Undoubtedly, the natural environment most praised by both musicians and poets is the sea, the benefactor of fearsome beauty, the source of life and the bosom of death. The sea, which is loved and feared because of that immanent subjugating duality; God and goddess who nourishes the bodies and spirits that flow from their silver udders, without ceasing to engulf them. Immeasurable matrix and gigantic coffin of unmistakable music.


In the same way that we affirm that the marine environment dominates the space of nature in music, we can assure that the most imitated animals are birds, especially because they possess a quality that other living beings lack. So, amazed by the flourishes of singers such as the nightingale or the goldfinch, primitive man would try at the dawn of sound imitation to reproduce their trills of territoriality or courtship.


The solemnity of the open spaces and the thickets of vegetation are breathed in the music of some masters, with differentiations of echoes and rumors. There is a rhythm of its own in the bowels of the Nordic forests and a different one in the rainforests. The white mountains reveal their genuine voice and a different one, which is no less, the infinite plains. And each particular vision of those soundscapes recreates the natural environment and imbues it with its peculiar flagrancy.


Se escuchan voces solistas y cánticos corales alternando en el curso de la armoniosa y, en ocasiones, disonante corriente. Sin detenerse, suenan a veces indómitos y, en otras, mansos, hasta ser abrazados por el mar. En un estuario sinfónico o en un delta concertante, los ríos afinan del mismo modo.


Rivers are also elements of physical geography that have given rise to the creation of splendid musical pages. The sap that nourishes the earth and that does not stop its course until it merges with the immensity of the sea, favors and creates plant and animal life. Consequently, human settlement on its shores is something composers could not ignore.

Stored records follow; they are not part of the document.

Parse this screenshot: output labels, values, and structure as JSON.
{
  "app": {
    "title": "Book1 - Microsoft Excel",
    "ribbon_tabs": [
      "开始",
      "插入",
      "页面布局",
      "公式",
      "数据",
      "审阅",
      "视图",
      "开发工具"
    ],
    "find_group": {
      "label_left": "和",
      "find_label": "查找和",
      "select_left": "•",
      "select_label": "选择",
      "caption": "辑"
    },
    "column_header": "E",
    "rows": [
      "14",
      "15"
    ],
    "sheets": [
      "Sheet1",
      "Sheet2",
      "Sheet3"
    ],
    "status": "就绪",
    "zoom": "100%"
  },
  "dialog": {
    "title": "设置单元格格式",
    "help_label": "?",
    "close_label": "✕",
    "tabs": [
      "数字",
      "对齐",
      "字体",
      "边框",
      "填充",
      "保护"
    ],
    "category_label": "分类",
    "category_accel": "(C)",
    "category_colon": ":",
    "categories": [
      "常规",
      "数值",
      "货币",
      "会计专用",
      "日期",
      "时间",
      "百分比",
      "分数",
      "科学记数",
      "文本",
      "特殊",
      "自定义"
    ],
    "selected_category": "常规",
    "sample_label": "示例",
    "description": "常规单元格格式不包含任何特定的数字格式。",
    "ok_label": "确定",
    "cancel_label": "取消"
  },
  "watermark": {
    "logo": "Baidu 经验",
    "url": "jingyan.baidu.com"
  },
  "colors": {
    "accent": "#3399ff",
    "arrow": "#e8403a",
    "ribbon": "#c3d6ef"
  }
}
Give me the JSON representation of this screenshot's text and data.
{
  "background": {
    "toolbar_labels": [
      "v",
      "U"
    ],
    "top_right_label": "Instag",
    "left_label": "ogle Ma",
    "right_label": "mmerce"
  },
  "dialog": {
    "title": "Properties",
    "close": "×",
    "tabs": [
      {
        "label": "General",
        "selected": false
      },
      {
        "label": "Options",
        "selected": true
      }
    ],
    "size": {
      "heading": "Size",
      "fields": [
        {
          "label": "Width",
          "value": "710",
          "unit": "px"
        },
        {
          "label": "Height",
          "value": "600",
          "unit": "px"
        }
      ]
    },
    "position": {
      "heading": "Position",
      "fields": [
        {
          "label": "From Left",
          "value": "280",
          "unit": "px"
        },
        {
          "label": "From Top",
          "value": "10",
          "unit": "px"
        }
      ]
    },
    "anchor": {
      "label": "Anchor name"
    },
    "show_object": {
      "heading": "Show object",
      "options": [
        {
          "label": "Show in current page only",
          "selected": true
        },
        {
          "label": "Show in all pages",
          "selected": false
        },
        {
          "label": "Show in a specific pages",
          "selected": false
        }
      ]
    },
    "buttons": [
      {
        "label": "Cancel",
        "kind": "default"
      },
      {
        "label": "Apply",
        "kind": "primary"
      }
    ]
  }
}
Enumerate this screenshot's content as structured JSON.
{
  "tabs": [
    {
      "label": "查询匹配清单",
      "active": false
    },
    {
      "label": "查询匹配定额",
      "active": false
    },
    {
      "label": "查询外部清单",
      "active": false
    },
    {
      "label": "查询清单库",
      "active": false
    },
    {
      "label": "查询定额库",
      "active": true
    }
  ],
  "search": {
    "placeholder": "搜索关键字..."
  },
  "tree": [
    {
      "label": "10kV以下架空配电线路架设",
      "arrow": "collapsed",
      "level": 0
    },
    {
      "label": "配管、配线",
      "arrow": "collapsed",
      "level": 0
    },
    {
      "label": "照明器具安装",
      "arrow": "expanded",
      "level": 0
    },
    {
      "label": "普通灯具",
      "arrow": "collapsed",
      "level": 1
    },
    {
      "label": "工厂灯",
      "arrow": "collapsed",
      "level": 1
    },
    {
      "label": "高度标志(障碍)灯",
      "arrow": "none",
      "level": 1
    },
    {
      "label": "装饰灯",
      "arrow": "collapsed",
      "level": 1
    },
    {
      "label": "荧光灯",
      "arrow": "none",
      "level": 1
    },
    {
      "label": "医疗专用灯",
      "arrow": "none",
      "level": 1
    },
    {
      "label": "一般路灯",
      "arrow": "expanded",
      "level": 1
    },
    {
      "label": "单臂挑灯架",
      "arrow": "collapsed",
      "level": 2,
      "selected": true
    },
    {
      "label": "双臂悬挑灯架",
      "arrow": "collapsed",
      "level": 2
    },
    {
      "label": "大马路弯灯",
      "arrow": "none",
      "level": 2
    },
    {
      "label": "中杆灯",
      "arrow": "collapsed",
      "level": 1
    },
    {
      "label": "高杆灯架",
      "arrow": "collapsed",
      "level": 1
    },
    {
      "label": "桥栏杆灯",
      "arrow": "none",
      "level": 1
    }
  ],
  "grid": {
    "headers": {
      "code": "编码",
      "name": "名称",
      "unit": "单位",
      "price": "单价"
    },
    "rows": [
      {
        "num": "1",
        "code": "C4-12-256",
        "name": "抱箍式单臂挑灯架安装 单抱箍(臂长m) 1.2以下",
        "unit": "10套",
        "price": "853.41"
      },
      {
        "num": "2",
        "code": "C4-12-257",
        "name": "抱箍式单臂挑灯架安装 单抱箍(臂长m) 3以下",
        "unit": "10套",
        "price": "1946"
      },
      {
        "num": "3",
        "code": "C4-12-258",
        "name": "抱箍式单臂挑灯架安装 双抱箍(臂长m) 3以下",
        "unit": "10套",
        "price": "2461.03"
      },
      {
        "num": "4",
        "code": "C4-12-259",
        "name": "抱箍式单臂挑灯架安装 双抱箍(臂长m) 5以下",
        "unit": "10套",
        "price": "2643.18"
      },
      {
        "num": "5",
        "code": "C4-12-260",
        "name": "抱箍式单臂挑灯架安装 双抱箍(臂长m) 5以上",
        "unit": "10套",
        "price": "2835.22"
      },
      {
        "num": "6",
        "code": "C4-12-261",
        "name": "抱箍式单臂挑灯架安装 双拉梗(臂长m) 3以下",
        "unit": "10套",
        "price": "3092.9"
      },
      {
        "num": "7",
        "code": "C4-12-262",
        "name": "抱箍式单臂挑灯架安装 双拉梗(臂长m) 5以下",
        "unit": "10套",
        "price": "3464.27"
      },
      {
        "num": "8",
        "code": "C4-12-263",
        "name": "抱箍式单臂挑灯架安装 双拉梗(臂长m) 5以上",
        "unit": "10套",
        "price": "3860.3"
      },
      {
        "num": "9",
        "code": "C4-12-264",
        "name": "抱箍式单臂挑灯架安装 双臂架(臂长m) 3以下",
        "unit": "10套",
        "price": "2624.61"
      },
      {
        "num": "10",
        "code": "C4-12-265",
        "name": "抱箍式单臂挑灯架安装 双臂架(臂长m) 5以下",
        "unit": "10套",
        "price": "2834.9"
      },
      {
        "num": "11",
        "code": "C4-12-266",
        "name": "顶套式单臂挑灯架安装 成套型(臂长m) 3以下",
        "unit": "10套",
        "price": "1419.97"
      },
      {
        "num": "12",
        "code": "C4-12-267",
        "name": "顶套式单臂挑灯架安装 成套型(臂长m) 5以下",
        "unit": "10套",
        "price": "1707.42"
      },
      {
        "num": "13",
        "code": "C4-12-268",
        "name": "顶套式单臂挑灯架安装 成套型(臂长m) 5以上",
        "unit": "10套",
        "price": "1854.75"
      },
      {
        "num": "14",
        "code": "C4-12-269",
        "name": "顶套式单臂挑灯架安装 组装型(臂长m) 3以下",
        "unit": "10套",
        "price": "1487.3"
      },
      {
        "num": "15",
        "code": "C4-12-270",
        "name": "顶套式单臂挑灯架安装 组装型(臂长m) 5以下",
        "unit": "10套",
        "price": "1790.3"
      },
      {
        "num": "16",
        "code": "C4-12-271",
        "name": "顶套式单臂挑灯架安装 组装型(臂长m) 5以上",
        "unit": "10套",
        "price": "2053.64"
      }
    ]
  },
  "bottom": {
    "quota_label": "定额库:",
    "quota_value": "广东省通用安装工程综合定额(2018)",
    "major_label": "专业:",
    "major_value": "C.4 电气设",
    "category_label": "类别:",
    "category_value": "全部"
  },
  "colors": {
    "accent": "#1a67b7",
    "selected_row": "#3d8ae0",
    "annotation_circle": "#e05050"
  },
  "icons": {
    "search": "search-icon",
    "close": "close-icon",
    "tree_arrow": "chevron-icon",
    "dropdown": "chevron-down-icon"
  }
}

Solo voices and choral songs are heard alternating in the course of the harmonious and, sometimes, dissonant current. Without stopping, they sometimes sound untamed and, at other times, tame, until they are embraced by the sea.


The different seasons of the year, with their references of the emergence of life, dominating sun, golden fallen leaves and cold white landscape, were also tried to be captured in the scores. Or, at least, the moments that awakened a certain emotion, exposed to the astral heat or in the rain, in broad light or in the mystery of the night. It is a more diffuse way of representing nature and, however, a broader one, not limited to specific spaces or geographical boundaries.